Required work. Search the records for the string "mirrors" and copy every line in which it appears.

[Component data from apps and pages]
%%

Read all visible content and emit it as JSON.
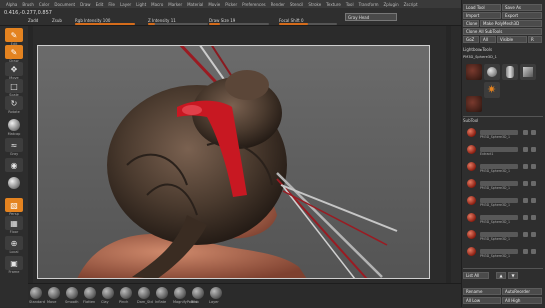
{
  "menu": [
    "Alpha",
    "Brush",
    "Color",
    "Document",
    "Draw",
    "Edit",
    "File",
    "Layer",
    "Light",
    "Macro",
    "Marker",
    "Material",
    "Movie",
    "Picker",
    "Preferences",
    "Render",
    "Stencil",
    "Stroke",
    "Texture",
    "Tool",
    "Transform",
    "Zplugin",
    "Zscript"
  ],
  "toolbar": {
    "coords": "0.416,-0.277,0.857",
    "items": [
      {
        "label": "Zadd"
      },
      {
        "label": "Zsub"
      },
      {
        "label": "Rgb Intensity 100",
        "fill": 1.0
      },
      {
        "label": "Z Intensity 11",
        "fill": 0.11
      },
      {
        "label": "Draw Size 19",
        "fill": 0.19
      },
      {
        "label": "Focal Shift 0",
        "fill": 0.5
      }
    ],
    "brush_field": "Gray Head"
  },
  "left_shelf": {
    "labels": [
      "Edit",
      "Draw",
      "Move",
      "Scale",
      "Rotate",
      "Rgb",
      "Zadd",
      "Zsub",
      "Matcap",
      "Gray",
      "Persp",
      "Floor",
      "Local",
      "Frame",
      "Move",
      "Scale",
      "Rotate",
      "Transp"
    ]
  },
  "right_panel": {
    "buttons": [
      [
        "Load Tool",
        "Save As"
      ],
      [
        "Import",
        "Export"
      ],
      [
        "Clone",
        "Make PolyMesh3D"
      ],
      [
        "Clone All SubTools"
      ],
      [
        "GoZ",
        "All",
        "Visible",
        "R"
      ]
    ],
    "lightbox_title": "Lightbox▸Tools",
    "current_tool": "PM3D_Sphere3D_1",
    "thumbs": [
      "PM3D_Sphere3D_1",
      "Cylinder3D",
      "PolyMesh3D",
      "SimpleBrush"
    ],
    "subtool_title": "SubTool",
    "subtools": [
      "PM3D_Sphere3D_1",
      "Extract1",
      "PM3D_Sphere3D_1",
      "PM3D_Sphere3D_1",
      "PM3D_Sphere3D_1",
      "PM3D_Sphere3D_1",
      "PM3D_Sphere3D_1",
      "PM3D_Sphere3D_1"
    ],
    "bottom_buttons": [
      [
        "List All"
      ],
      [
        "Rename",
        "AutoReorder"
      ],
      [
        "All Low",
        "All High"
      ]
    ]
  },
  "bottom_shelf": {
    "brushes": [
      "Standard",
      "Move",
      "Smooth",
      "Flatten",
      "Clay",
      "Pinch",
      "Dam_Std",
      "Inflate",
      "MagnifyPoints",
      "Blob",
      "Layer"
    ]
  },
  "colors": {
    "accent": "#e48320",
    "hair": "#4a3a2e",
    "ribbon": "#c81822",
    "skin": "#b06a52"
  }
}
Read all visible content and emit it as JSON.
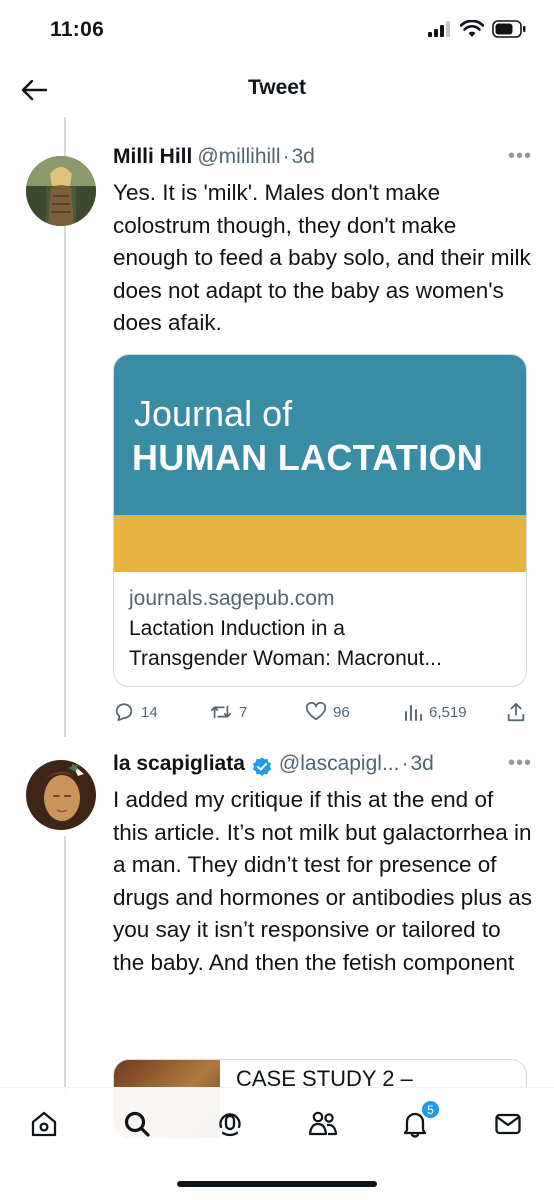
{
  "status": {
    "time": "11:06"
  },
  "header": {
    "title": "Tweet"
  },
  "tweet1": {
    "display_name": "Milli Hill",
    "handle": "@millihill",
    "separator": "·",
    "time": "3d",
    "text": "Yes. It is 'milk'. Males don't make colostrum though, they don't make enough to feed a baby solo, and their milk does not adapt to the baby as women's does afaik.",
    "card": {
      "image_line1": "Journal of",
      "image_line2": "HUMAN LACTATION",
      "domain": "journals.sagepub.com",
      "title_line1": "Lactation Induction in a",
      "title_line2": "Transgender Woman: Macronut..."
    },
    "actions": {
      "replies": "14",
      "retweets": "7",
      "likes": "96",
      "views": "6,519"
    }
  },
  "tweet2": {
    "display_name": "la scapigliata",
    "handle": "@lascapigl...",
    "separator": "·",
    "time": "3d",
    "text": "I added my critique if this at the end of this article. It’s not milk but galactorrhea in a man. They didn’t test for presence of drugs and hormones or antibodies plus as you say it isn’t responsive or tailored to the baby. And then the fetish component",
    "card_title": "CASE STUDY 2 –"
  },
  "tabbar": {
    "notifications_badge": "5"
  },
  "colors": {
    "accent": "#1d9bf0",
    "journal_blue": "#3a8ba4",
    "journal_yellow": "#e9b341"
  },
  "icons": [
    "back-arrow-icon",
    "home-icon",
    "search-icon",
    "spaces-icon",
    "communities-icon",
    "notifications-bell-icon",
    "messages-icon",
    "reply-icon",
    "retweet-icon",
    "like-icon",
    "views-icon",
    "share-icon",
    "verified-badge-icon"
  ]
}
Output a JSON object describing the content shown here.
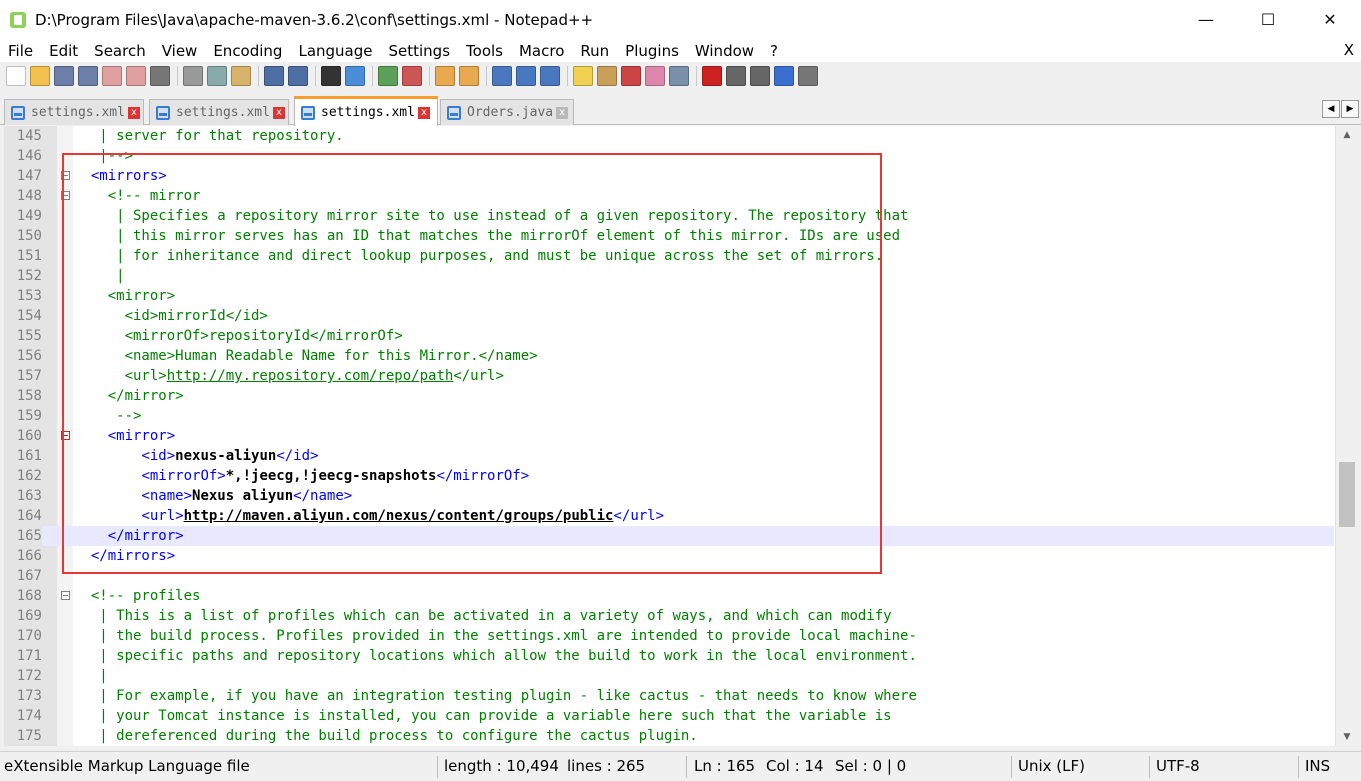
{
  "window": {
    "title": "D:\\Program Files\\Java\\apache-maven-3.6.2\\conf\\settings.xml - Notepad++",
    "minimize_glyph": "—",
    "maximize_glyph": "☐",
    "close_glyph": "✕"
  },
  "menu": {
    "items": [
      "File",
      "Edit",
      "Search",
      "View",
      "Encoding",
      "Language",
      "Settings",
      "Tools",
      "Macro",
      "Run",
      "Plugins",
      "Window",
      "?"
    ],
    "close_glyph": "X"
  },
  "toolbar": {
    "icons": [
      "new-file-icon",
      "open-file-icon",
      "save-icon",
      "save-all-icon",
      "close-icon",
      "close-all-icon",
      "print-icon",
      "cut-icon",
      "copy-icon",
      "paste-icon",
      "undo-icon",
      "redo-icon",
      "find-icon",
      "replace-icon",
      "zoom-in-icon",
      "zoom-out-icon",
      "sync-vertical-icon",
      "sync-horizontal-icon",
      "word-wrap-icon",
      "show-all-chars-icon",
      "indent-guide-icon",
      "user-language-icon",
      "doc-map-icon",
      "function-list-icon",
      "folder-workspace-icon",
      "monitoring-icon",
      "record-macro-icon",
      "stop-record-icon",
      "play-macro-icon",
      "run-macro-multiple-icon",
      "save-macro-icon"
    ]
  },
  "tabs": [
    {
      "label": "settings.xml",
      "active": false
    },
    {
      "label": "settings.xml",
      "active": false
    },
    {
      "label": "settings.xml",
      "active": true
    },
    {
      "label": "Orders.java",
      "active": false
    }
  ],
  "tab_close_glyph": "x",
  "tab_arrows": {
    "left": "◀",
    "right": "▶"
  },
  "scroll": {
    "up": "▲",
    "down": "▼"
  },
  "editor": {
    "lines": [
      {
        "n": "145",
        "fold": "",
        "segs": [
          [
            "cm",
            "   | server for that repository."
          ]
        ]
      },
      {
        "n": "146",
        "fold": "",
        "segs": [
          [
            "cm",
            "   |-->"
          ]
        ]
      },
      {
        "n": "147",
        "fold": "box",
        "segs": [
          [
            "tx",
            "  "
          ],
          [
            "tg",
            "<mirrors>"
          ]
        ]
      },
      {
        "n": "148",
        "fold": "box",
        "segs": [
          [
            "tx",
            "    "
          ],
          [
            "cm",
            "<!-- mirror"
          ]
        ]
      },
      {
        "n": "149",
        "fold": "",
        "segs": [
          [
            "cm",
            "     | Specifies a repository mirror site to use instead of a given repository. The repository that"
          ]
        ]
      },
      {
        "n": "150",
        "fold": "",
        "segs": [
          [
            "cm",
            "     | this mirror serves has an ID that matches the mirrorOf element of this mirror. IDs are used"
          ]
        ]
      },
      {
        "n": "151",
        "fold": "",
        "segs": [
          [
            "cm",
            "     | for inheritance and direct lookup purposes, and must be unique across the set of mirrors."
          ]
        ]
      },
      {
        "n": "152",
        "fold": "",
        "segs": [
          [
            "cm",
            "     |"
          ]
        ]
      },
      {
        "n": "153",
        "fold": "",
        "segs": [
          [
            "cm",
            "    <mirror>"
          ]
        ]
      },
      {
        "n": "154",
        "fold": "",
        "segs": [
          [
            "cm",
            "      <id>mirrorId</id>"
          ]
        ]
      },
      {
        "n": "155",
        "fold": "",
        "segs": [
          [
            "cm",
            "      <mirrorOf>repositoryId</mirrorOf>"
          ]
        ]
      },
      {
        "n": "156",
        "fold": "",
        "segs": [
          [
            "cm",
            "      <name>Human Readable Name for this Mirror.</name>"
          ]
        ]
      },
      {
        "n": "157",
        "fold": "",
        "segs": [
          [
            "cm",
            "      <url>"
          ],
          [
            "cm ul",
            "http://my.repository.com/repo/path"
          ],
          [
            "cm",
            "</url>"
          ]
        ]
      },
      {
        "n": "158",
        "fold": "",
        "segs": [
          [
            "cm",
            "    </mirror>"
          ]
        ]
      },
      {
        "n": "159",
        "fold": "",
        "segs": [
          [
            "cm",
            "     -->"
          ]
        ]
      },
      {
        "n": "160",
        "fold": "red",
        "segs": [
          [
            "tx",
            "    "
          ],
          [
            "tg",
            "<mirror>"
          ]
        ]
      },
      {
        "n": "161",
        "fold": "",
        "segs": [
          [
            "tx",
            "        "
          ],
          [
            "tg",
            "<id>"
          ],
          [
            "bd",
            "nexus-aliyun"
          ],
          [
            "tg",
            "</id>"
          ]
        ]
      },
      {
        "n": "162",
        "fold": "",
        "segs": [
          [
            "tx",
            "        "
          ],
          [
            "tg",
            "<mirrorOf>"
          ],
          [
            "bd",
            "*,!jeecg,!jeecg-snapshots"
          ],
          [
            "tg",
            "</mirrorOf>"
          ]
        ]
      },
      {
        "n": "163",
        "fold": "",
        "segs": [
          [
            "tx",
            "        "
          ],
          [
            "tg",
            "<name>"
          ],
          [
            "bd",
            "Nexus aliyun"
          ],
          [
            "tg",
            "</name>"
          ]
        ]
      },
      {
        "n": "164",
        "fold": "",
        "segs": [
          [
            "tx",
            "        "
          ],
          [
            "tg",
            "<url>"
          ],
          [
            "bd ul",
            "http://maven.aliyun.com/nexus/content/groups/public"
          ],
          [
            "tg",
            "</url>"
          ]
        ]
      },
      {
        "n": "165",
        "fold": "",
        "current": true,
        "segs": [
          [
            "tx",
            "    "
          ],
          [
            "tg",
            "</mirror>"
          ]
        ]
      },
      {
        "n": "166",
        "fold": "",
        "segs": [
          [
            "tx",
            "  "
          ],
          [
            "tg",
            "</mirrors>"
          ]
        ]
      },
      {
        "n": "167",
        "fold": "",
        "segs": [
          [
            "tx",
            ""
          ]
        ]
      },
      {
        "n": "168",
        "fold": "box",
        "segs": [
          [
            "tx",
            "  "
          ],
          [
            "cm",
            "<!-- profiles"
          ]
        ]
      },
      {
        "n": "169",
        "fold": "",
        "segs": [
          [
            "cm",
            "   | This is a list of profiles which can be activated in a variety of ways, and which can modify"
          ]
        ]
      },
      {
        "n": "170",
        "fold": "",
        "segs": [
          [
            "cm",
            "   | the build process. Profiles provided in the settings.xml are intended to provide local machine-"
          ]
        ]
      },
      {
        "n": "171",
        "fold": "",
        "segs": [
          [
            "cm",
            "   | specific paths and repository locations which allow the build to work in the local environment."
          ]
        ]
      },
      {
        "n": "172",
        "fold": "",
        "segs": [
          [
            "cm",
            "   |"
          ]
        ]
      },
      {
        "n": "173",
        "fold": "",
        "segs": [
          [
            "cm",
            "   | For example, if you have an integration testing plugin - like cactus - that needs to know where"
          ]
        ]
      },
      {
        "n": "174",
        "fold": "",
        "segs": [
          [
            "cm",
            "   | your Tomcat instance is installed, you can provide a variable here such that the variable is"
          ]
        ]
      },
      {
        "n": "175",
        "fold": "",
        "segs": [
          [
            "cm",
            "   | dereferenced during the build process to configure the cactus plugin."
          ]
        ]
      }
    ]
  },
  "status": {
    "filetype": "eXtensible Markup Language file",
    "length": "length : 10,494",
    "lines": "lines : 265",
    "ln": "Ln : 165",
    "col": "Col : 14",
    "sel": "Sel : 0 | 0",
    "eol": "Unix (LF)",
    "encoding": "UTF-8",
    "mode": "INS"
  }
}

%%

Finished exercise.
            "<mirrors>"
            "     | for inheritance and direct lookup purposes, and must be unique across the set of mirrors."
            "</mirrors>"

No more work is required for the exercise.